## Interface dataset entries
________________
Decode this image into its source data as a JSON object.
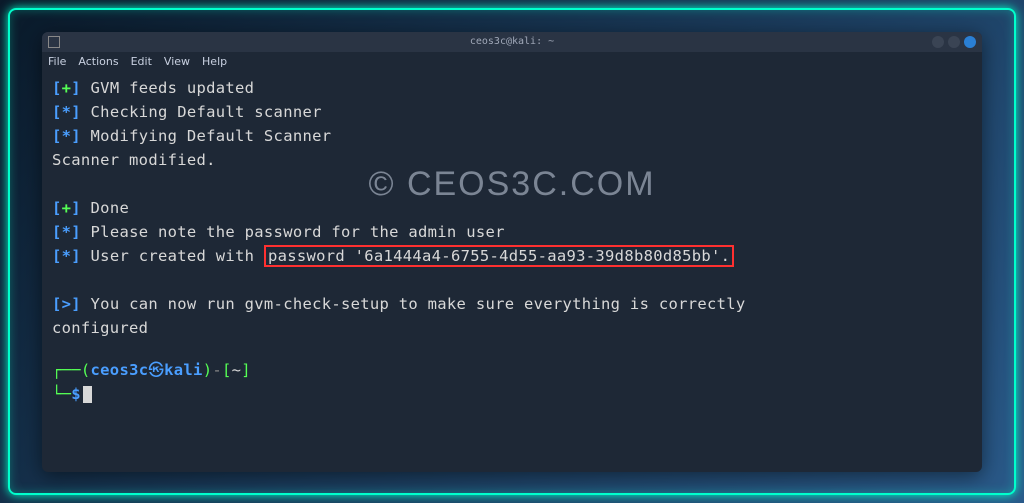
{
  "titlebar": {
    "title": "ceos3c@kali: ~"
  },
  "menubar": {
    "file": "File",
    "actions": "Actions",
    "edit": "Edit",
    "view": "View",
    "help": "Help"
  },
  "output": {
    "l1": {
      "sym": "+",
      "text": " GVM feeds updated"
    },
    "l2": {
      "sym": "*",
      "text": " Checking Default scanner"
    },
    "l3": {
      "sym": "*",
      "text": " Modifying Default Scanner"
    },
    "l4": "Scanner modified.",
    "l5": {
      "sym": "+",
      "text": " Done"
    },
    "l6": {
      "sym": "*",
      "text": " Please note the password for the admin user"
    },
    "l7": {
      "sym": "*",
      "pre": " User created with ",
      "hl": "password '6a1444a4-6755-4d55-aa93-39d8b80d85bb'."
    },
    "l8": {
      "sym": ">",
      "text": " You can now run gvm-check-setup to make sure everything is correctly "
    },
    "l8b": "configured"
  },
  "prompt": {
    "user": "ceos3c",
    "host": "kali",
    "path": "~",
    "dollar": "$"
  },
  "watermark": "© CEOS3C.COM"
}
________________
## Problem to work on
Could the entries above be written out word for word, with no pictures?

## Answer box
Decode this image into its source data as a JSON object.
{
  "titlebar": {
    "title": "ceos3c@kali: ~"
  },
  "menubar": {
    "file": "File",
    "actions": "Actions",
    "edit": "Edit",
    "view": "View",
    "help": "Help"
  },
  "output": {
    "l1": {
      "sym": "+",
      "text": " GVM feeds updated"
    },
    "l2": {
      "sym": "*",
      "text": " Checking Default scanner"
    },
    "l3": {
      "sym": "*",
      "text": " Modifying Default Scanner"
    },
    "l4": "Scanner modified.",
    "l5": {
      "sym": "+",
      "text": " Done"
    },
    "l6": {
      "sym": "*",
      "text": " Please note the password for the admin user"
    },
    "l7": {
      "sym": "*",
      "pre": " User created with ",
      "hl": "password '6a1444a4-6755-4d55-aa93-39d8b80d85bb'."
    },
    "l8": {
      "sym": ">",
      "text": " You can now run gvm-check-setup to make sure everything is correctly "
    },
    "l8b": "configured"
  },
  "prompt": {
    "user": "ceos3c",
    "host": "kali",
    "path": "~",
    "dollar": "$"
  },
  "watermark": "© CEOS3C.COM"
}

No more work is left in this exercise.